Get your radar in place. Use social media monitoring tools to find out what people are saying about you online and respond quickly. But be aware of what's being said offline too. 'Your own staff can be one of the best early warning systems of rumours,' says Amanda Pierce, chair of the corporate and crisis practice at Burson-Marsteller.
Fill the vacuum. 'Look at why rumours start,' says Pierce. 'Usually it's because there is a gap in the information available which is filled by guesswork and speculation.' A good website with clear, honest information can stop rumours before they start.

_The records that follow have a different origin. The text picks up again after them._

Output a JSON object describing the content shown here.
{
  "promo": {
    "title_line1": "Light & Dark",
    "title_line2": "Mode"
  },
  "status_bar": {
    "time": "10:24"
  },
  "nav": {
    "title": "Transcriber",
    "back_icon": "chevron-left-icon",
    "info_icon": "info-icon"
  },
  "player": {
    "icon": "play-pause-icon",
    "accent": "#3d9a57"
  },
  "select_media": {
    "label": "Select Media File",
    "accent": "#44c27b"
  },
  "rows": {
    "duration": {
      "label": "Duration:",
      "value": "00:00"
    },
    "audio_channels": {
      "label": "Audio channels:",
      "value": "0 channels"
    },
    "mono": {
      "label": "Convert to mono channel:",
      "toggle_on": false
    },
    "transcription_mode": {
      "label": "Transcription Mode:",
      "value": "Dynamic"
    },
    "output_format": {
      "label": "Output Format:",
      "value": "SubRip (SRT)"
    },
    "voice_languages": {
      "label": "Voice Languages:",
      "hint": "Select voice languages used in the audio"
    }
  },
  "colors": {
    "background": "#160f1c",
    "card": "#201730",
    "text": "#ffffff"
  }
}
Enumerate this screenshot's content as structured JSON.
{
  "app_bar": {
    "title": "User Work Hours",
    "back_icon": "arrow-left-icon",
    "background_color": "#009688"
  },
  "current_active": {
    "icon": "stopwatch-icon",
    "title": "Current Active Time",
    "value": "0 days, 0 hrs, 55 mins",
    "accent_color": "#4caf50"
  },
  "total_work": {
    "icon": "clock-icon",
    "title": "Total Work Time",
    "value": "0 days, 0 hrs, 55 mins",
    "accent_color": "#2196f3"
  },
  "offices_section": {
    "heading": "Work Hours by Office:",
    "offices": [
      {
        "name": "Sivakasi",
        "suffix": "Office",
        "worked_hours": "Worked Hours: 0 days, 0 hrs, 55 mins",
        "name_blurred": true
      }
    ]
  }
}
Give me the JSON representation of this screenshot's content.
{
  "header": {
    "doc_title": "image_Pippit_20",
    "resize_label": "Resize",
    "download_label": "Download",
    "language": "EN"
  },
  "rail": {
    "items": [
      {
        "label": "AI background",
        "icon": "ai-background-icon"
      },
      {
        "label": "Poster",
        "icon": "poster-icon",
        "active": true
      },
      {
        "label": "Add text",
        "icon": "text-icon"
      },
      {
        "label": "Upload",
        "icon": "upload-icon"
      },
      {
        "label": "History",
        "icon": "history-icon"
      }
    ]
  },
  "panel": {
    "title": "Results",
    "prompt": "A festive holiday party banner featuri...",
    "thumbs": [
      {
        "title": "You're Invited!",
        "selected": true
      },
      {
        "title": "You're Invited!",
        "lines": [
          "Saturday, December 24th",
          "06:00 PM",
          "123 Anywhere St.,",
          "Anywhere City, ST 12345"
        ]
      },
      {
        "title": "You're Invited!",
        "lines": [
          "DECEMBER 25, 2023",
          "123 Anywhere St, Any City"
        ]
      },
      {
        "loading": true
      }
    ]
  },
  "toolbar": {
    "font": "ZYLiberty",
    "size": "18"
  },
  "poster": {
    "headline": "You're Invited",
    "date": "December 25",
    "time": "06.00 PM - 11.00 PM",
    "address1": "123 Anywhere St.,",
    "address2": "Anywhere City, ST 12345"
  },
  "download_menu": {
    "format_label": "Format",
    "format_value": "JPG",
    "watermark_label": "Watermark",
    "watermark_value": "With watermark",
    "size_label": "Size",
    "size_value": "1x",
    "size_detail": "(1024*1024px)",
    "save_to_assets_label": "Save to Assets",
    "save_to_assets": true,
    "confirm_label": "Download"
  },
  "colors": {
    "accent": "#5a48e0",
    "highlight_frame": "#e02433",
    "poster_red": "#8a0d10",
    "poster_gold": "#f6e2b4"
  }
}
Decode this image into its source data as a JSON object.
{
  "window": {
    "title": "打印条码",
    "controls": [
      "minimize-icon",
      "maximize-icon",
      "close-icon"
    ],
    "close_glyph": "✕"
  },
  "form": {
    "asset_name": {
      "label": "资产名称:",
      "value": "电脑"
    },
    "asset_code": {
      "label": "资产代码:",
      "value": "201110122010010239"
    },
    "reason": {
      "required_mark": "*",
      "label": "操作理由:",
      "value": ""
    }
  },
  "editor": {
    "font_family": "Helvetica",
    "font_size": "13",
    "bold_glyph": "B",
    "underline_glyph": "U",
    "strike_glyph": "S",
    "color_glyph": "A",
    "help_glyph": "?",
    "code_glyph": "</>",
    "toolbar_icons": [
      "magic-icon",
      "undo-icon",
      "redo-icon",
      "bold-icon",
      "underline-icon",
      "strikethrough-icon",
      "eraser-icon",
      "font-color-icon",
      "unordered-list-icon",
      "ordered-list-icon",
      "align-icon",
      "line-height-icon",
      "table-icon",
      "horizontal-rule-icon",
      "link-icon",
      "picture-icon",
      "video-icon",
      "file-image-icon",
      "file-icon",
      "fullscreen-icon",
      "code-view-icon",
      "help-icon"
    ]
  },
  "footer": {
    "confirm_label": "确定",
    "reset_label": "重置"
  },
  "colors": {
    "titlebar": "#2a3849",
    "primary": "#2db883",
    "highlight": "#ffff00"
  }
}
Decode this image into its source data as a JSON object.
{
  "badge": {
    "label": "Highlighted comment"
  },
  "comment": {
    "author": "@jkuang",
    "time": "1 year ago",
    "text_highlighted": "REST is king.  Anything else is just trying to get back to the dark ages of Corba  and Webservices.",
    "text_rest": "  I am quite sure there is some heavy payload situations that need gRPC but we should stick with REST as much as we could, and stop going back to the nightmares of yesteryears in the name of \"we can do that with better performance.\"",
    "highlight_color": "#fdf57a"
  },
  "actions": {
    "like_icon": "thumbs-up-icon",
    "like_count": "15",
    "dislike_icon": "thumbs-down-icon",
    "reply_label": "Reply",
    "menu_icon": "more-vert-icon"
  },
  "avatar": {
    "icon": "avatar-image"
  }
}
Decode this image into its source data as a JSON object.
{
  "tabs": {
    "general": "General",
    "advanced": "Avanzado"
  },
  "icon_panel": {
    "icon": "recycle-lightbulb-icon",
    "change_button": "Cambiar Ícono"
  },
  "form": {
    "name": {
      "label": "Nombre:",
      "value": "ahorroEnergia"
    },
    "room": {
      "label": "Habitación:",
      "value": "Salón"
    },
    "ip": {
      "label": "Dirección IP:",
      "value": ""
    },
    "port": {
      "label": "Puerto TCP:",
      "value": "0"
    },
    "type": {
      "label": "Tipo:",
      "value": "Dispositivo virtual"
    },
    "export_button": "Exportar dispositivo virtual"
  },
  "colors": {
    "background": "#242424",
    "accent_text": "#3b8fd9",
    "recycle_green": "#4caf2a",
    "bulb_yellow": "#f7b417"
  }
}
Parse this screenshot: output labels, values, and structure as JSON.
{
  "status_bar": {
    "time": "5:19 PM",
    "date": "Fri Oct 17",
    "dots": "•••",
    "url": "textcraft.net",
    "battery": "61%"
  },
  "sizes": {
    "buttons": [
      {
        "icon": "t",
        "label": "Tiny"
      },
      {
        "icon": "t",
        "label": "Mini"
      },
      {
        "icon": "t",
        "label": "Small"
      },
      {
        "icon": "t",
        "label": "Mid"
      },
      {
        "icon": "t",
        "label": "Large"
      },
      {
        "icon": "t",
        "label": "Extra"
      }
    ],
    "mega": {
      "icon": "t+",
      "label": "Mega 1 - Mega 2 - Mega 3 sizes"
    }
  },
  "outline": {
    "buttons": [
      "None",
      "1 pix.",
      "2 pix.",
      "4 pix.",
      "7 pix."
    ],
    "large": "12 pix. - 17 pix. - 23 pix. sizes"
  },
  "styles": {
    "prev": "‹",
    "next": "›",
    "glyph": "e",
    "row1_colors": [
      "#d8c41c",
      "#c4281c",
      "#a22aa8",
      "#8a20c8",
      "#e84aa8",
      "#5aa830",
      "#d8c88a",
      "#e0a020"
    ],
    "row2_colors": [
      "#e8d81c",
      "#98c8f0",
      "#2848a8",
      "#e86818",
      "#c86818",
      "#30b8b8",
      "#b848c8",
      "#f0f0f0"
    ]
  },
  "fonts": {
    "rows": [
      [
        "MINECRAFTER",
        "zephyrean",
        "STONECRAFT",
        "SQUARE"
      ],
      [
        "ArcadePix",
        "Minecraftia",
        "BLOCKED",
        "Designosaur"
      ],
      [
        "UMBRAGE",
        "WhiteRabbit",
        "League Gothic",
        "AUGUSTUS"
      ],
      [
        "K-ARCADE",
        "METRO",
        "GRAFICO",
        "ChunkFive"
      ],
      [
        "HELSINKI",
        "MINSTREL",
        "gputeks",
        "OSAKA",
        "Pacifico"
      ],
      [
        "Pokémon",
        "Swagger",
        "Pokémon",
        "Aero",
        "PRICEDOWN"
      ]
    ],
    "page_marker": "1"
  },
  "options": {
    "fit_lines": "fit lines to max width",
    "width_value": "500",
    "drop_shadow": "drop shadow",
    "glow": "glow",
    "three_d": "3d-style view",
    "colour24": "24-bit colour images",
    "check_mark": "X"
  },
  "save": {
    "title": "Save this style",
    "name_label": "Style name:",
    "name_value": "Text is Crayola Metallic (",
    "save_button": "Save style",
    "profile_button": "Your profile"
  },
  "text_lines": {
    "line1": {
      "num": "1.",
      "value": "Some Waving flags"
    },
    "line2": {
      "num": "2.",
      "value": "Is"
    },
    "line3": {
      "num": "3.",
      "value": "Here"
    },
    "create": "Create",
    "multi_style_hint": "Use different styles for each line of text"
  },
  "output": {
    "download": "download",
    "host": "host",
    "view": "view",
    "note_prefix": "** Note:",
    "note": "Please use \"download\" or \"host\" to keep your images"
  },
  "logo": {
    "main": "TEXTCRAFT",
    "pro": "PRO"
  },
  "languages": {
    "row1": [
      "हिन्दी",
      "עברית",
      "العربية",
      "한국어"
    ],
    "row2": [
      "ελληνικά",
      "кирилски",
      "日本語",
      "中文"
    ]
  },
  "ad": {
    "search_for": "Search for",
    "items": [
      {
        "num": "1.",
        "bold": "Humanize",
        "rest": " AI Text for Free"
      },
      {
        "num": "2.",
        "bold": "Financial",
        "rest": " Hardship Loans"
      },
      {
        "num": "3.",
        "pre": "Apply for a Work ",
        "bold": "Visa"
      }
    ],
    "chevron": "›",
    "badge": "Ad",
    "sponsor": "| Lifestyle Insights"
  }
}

Find the source. Ask whoever passed on the rumour where he or she got it from. Even online, anonymity is not guaranteed. 'There are ways of tracking down anonymous contributions, for example, through their IP address,' says Ashley Hurst, a senior associate with lawyers Olswang. 'People often leave traces, even when they think they have been clever.'